The Jewish leaders had tried to trap Jesus, but failed. Now for one last time, Jesus tried to reason with them. He asked a question of his own, not to trap them but rather to free them from their blindness. The question concerned David’s Son and David’s Lord. They were expecting a Messiah who would be like David （a man and a king）。 However, the Old Testament （Ps. 110） also referred to the Messiah as “Lord” （almighty God）。 Jesus was presenting himself to the Jews as the true Messiah – true Man and true God. Such a teaching got the attention of the people but was hated by the Jewish leaders.
The Pharisees and Scribes were to “sit in Moses’ seat” （Matt. 23:2）， in other words, to teach the people the Scriptures. The disciples and people were told to listen to the Bible teachings. But the religious leaders refused to practice what they preached.
They did all they could to bring themselves a good reputation, never stopping to give glory to God; they showed off before the people; they insisted on being called “rabbi” （my teacher）。 They had no humility in their lives.

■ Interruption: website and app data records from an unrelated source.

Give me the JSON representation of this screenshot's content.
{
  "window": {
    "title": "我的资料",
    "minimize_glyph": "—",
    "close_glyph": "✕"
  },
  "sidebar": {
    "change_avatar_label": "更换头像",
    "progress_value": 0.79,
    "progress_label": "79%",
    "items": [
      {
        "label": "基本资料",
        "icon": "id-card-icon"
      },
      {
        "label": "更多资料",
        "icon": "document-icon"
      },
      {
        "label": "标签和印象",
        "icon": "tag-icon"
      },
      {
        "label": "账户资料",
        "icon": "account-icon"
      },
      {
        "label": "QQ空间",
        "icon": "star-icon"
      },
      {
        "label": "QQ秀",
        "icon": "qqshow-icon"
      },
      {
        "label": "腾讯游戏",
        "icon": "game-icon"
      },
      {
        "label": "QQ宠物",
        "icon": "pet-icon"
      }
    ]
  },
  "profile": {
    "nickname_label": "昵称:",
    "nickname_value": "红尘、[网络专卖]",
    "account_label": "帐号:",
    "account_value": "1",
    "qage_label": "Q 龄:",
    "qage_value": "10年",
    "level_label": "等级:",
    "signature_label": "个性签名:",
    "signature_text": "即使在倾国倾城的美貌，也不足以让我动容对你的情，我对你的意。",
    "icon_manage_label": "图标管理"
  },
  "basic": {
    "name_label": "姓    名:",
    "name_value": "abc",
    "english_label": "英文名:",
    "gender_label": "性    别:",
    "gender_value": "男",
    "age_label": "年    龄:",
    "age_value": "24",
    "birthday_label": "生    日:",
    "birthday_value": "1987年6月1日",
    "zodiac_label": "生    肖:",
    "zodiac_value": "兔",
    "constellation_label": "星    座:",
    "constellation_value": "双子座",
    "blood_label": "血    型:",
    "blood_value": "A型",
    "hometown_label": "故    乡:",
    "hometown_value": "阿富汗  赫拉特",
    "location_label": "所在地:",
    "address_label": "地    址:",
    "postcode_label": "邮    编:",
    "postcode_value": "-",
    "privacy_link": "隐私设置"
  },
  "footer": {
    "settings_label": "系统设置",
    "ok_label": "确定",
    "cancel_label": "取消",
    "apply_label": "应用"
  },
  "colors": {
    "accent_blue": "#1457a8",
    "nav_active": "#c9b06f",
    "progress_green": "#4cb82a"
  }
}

In one of his longer speeches Jesus attacked their hypocrisy. Several times he repeated the word “woe,” meaning “damnation is coming to you.” In Matthew’s account Christ spoke against the Scribes and Pharisees:
Because the false doctrine they taught led people away from salvation.
Because they sought followers and made them hypocrites worse than they themselves.
Because they did not keep their oaths to God and made others keep their earthly oaths.
Because they did not understand the most important points of the Law.
Because they insisted on being clean on the outside but didn’t care about inner （moral, spiritual） purity.
Because they pretended to be pure but were evil inside.
Because they honored the dead prophets but at the same time were planning Jesus’ death.
Jesus had been in the temple for several hours that Tuesday morning. He had been opposed by the very people who should have fallen to their knees and worshiped him. Were there any faithful Israelites left in Jerusalem?
As Jesus looked around he saw a widow drop two small coins in the temple offering box. There were still some true Israelites. This woman trusted in God’s care and answered with her love. Here was a believer who owned nothing, yet, at the same time, had the greatest treasure – salvation.
While Jesus was looking at the widow the disciples reported that some Greeks wished to speak to him. The were starting to come to faith. These Gentiles had begun to realize Jesus was their Savior. 33 years earlier Simeon （see Chapter 1） had called Jesus “a light for revelation to the Gentiles” （Luke 2:32）， and now that prophecy was being fulfilled.
Jesus’ spent most of his earthly ministry preaching to the Jews. After his resurrection, the Gentiles would hear of him. By that time Jesus would be exalted in his full glory.
When Jesus entered the temple that Tuesday morning his authority immediately was challenged. As he left the temple that forenoon, he again told where he got his authority. He and the Father are One.